Four decades after the first Earth Day, this ecological celebration is alive and well – and bigger than ever.

While The Junior League is perhaps best known for our work with programs supporting women and children – in areas like literacy, childhood obesity, human trafficking and domestic violence prevention – sometimes it’s nice to take a bow for our pioneering work in other areas, like conservation.

Like when the Junior League of Saint Paul established the Lee and Rose Warner Nature Preserve, the first nature preserve to be established in the state of Minnesota and among the first nature preserves to be established in the United States. That was in the 1960s.

Or when the Junior League of Toledo mobilized to address the serious water pollution issues of the Maumee River, a key tributary of Lake Erie. The League’s public awareness campaign culminated in the production and release in 1965 of the documentary Fate of a River: Apathy or Action, which raised awareness not just in Ohio but throughout the nation. The success of the League’s campaign led to an invitation to testify in front of a Congressional committee debating the merits of the Clean Water Act, which was enacted in 1972 to deal with problems like the Maumee River.
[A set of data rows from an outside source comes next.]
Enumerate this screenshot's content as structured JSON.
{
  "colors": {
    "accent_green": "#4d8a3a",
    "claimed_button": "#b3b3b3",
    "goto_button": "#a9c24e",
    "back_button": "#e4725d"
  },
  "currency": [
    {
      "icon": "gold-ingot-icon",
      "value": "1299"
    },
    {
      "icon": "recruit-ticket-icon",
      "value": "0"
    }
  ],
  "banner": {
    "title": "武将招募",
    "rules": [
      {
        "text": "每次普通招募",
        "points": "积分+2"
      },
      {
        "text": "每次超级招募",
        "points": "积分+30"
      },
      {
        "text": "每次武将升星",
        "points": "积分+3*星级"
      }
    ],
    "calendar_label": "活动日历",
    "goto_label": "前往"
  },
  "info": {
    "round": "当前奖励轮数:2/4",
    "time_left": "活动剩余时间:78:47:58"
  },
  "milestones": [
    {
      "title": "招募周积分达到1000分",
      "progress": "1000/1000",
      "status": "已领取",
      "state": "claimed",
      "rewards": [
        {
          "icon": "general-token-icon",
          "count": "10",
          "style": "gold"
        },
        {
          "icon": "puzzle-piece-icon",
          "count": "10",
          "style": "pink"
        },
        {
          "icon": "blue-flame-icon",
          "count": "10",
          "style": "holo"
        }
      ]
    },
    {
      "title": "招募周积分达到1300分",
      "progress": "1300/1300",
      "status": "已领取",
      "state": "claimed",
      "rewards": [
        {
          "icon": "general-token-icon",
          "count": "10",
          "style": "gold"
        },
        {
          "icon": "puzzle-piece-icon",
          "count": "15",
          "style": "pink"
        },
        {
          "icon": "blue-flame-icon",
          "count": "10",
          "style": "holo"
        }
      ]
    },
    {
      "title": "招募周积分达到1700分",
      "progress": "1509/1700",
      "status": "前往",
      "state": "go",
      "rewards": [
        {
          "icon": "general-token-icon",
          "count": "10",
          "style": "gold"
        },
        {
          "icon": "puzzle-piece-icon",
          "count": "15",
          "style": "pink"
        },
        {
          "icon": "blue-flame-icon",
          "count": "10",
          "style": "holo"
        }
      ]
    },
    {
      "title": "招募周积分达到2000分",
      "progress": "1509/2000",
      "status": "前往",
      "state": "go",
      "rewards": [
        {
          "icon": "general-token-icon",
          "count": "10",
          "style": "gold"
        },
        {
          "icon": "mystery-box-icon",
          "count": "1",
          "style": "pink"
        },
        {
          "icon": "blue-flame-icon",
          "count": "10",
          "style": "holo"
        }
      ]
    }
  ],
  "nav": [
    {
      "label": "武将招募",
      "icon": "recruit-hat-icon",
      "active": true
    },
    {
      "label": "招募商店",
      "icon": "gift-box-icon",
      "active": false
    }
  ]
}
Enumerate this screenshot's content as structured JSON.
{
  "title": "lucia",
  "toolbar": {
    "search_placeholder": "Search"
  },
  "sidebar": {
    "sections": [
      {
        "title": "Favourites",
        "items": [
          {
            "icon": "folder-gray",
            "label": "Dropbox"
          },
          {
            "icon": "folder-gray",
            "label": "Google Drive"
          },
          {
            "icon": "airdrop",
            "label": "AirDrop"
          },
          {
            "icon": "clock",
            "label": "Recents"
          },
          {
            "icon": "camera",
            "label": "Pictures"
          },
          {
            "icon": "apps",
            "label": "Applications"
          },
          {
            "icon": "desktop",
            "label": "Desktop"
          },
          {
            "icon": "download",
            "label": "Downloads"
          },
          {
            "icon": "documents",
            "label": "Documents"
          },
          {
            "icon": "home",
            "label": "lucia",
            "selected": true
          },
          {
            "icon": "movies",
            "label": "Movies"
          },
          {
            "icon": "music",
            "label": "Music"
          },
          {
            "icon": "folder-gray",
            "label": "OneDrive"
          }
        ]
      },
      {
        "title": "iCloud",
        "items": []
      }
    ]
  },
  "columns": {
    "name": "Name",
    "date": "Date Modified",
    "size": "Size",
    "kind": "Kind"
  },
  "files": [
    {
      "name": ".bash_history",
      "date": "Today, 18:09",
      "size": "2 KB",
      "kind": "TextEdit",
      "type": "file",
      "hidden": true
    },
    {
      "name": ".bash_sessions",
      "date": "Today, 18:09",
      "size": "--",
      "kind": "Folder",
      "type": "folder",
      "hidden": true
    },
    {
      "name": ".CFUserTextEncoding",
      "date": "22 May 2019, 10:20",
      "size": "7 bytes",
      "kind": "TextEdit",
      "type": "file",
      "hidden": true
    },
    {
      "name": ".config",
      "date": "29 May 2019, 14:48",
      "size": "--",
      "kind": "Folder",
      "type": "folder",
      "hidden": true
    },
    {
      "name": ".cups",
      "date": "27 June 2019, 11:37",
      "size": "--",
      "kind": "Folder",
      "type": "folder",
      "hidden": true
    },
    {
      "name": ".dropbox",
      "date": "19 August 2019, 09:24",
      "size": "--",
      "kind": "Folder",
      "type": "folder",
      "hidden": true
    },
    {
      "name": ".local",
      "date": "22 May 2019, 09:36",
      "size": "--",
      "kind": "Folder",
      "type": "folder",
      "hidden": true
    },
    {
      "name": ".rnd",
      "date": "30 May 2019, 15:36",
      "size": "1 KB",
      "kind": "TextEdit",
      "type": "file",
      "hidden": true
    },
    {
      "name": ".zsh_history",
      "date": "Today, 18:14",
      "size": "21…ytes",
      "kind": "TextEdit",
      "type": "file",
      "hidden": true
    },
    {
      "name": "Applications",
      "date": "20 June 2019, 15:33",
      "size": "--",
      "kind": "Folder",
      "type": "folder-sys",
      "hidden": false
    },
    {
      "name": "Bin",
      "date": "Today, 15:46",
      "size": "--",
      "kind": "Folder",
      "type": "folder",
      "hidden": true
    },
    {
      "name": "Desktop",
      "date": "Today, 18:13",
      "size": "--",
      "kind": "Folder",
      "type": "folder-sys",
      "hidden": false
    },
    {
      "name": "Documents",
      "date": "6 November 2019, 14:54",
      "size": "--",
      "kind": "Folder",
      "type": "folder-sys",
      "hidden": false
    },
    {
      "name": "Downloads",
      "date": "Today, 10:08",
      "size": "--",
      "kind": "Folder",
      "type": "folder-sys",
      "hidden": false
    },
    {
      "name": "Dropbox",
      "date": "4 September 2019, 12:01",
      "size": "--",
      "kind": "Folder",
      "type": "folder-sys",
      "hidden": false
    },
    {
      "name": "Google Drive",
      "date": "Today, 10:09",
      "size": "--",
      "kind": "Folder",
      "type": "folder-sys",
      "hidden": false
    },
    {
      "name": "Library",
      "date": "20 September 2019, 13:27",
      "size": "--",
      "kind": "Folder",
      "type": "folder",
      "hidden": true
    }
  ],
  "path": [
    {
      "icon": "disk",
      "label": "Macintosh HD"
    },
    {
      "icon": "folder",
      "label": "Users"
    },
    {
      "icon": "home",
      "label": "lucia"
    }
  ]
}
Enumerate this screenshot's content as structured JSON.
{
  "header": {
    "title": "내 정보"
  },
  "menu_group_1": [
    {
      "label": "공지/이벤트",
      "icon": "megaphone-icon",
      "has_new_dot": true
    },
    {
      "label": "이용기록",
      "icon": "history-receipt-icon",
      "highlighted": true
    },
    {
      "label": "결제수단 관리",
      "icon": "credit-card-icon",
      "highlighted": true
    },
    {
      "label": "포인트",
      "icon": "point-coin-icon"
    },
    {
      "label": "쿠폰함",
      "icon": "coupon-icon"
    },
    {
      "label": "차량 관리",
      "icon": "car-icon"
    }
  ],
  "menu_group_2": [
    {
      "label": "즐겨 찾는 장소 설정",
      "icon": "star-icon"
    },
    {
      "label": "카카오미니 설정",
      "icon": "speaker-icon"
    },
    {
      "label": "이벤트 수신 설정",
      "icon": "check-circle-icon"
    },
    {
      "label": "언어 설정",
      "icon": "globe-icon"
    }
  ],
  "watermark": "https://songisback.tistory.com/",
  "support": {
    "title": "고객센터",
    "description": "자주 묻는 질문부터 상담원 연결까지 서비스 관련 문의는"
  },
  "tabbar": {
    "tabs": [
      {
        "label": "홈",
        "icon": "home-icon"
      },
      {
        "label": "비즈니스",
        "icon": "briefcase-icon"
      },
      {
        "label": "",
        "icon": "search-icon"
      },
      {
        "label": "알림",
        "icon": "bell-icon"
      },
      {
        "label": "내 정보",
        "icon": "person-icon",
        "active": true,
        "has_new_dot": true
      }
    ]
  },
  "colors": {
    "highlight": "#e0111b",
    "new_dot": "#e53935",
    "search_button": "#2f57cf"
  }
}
But many Leagues continue to initiate environmental programs that address today’s problems. A few examples:

  • Partnering with the Friends of Hilltop Arboretum and Louisiana State University, the Junior League of Baton Rouge is bringing Junior Master Gardeners, a national program, to underserved children in East Baton Rouge Parish for the first time. The program will introduce 160 children, ages 7-10, to the fun, art and science of gardening by kicking off with a day-long festival at Hilltop followed by a series of hands-on gardening lessons and take-home projects.
  • The Junior League of Mexico City‘s long-running Ecology project has not only impacted the League’s home city but also the entire country of Mexico. By focusing on schoolchildren through the development and implementation of an environmental science curriculum, the League was able to harness the energy of affected students and carry its message to the wider community. The League’s initial efforts resulted in the first recycling program in Mexico which would come to be replicated throughout the nation. Since then the program has expanded to include a contest that challenges high school students to research and implement projects designed to promote more efficient uses of existing natural resources. In partnership with the Mexican Ministry of Education and Ministry of Environment & Natural Resources and other community partners, the League judges entries and awards scholarships for environmental studies or funding for environmental projects.
  • The Junior League of Ogden‘s approach to promoting environmentalism and sustainability addresses the issues of poverty and hunger. The League has set out to assist the residents of Central Ogden, an area with a high rate of poverty, by promoting the development of public green spaces for urban farming, teaching gardens and to serve as community gathering spots. The teaching gardens will be used to promote environmental and health education and the urban farm tracts will provide easy access to fresh, affordable produce. By developing a safe space for the community that also provides for the community, the hope is to create a sense of investment in the community that can help break the cycle of hunger and poverty.
  • Launched in 2008, the Junior League of Philadelphia‘s Project GREEN: Using Nature to Nurture focuses on the intersection of children’s health and wellness and the natural environment. Project GREEN encompasses three smaller projects: Campus Community Gardens, The Green Volunteer Corps and the Riverbend Environmental Science Partners Educating Children Together (RESPECT) Nature Club. The Campus Community Gardens project addresses the lack of green space in Philadelphia, particularly in and around schools. The Campus Community Gardens committee will build urban gardens throughout schools and teach children about urban agriculture. The Green Volunteer Corps will provide League volunteers for Philadelphia’s Fairmount Park to keep the park clean, beautify one of the park’s meadows, recruit volunteers from the local community and schools and conduct environmental workshops. The RESPECT Nature Club responds to the need for a much needed science curriculum within the Norristown Area School District. In collaboration with the Riverbend Environmental Education Center and local teachers, a curriculum has been developed to be implemented for fourth grade students that includes six “Science Expo” nights and take-home activities to help children and their families explore science together.
  • In partnership with Rainbows United, the Junior League of Wichita is developing Nature Explorers, an outdoor learning center to promote environmental education. The center will provide a space for children to engage in hands-on environmental science projects while directly interacting with the outdoors.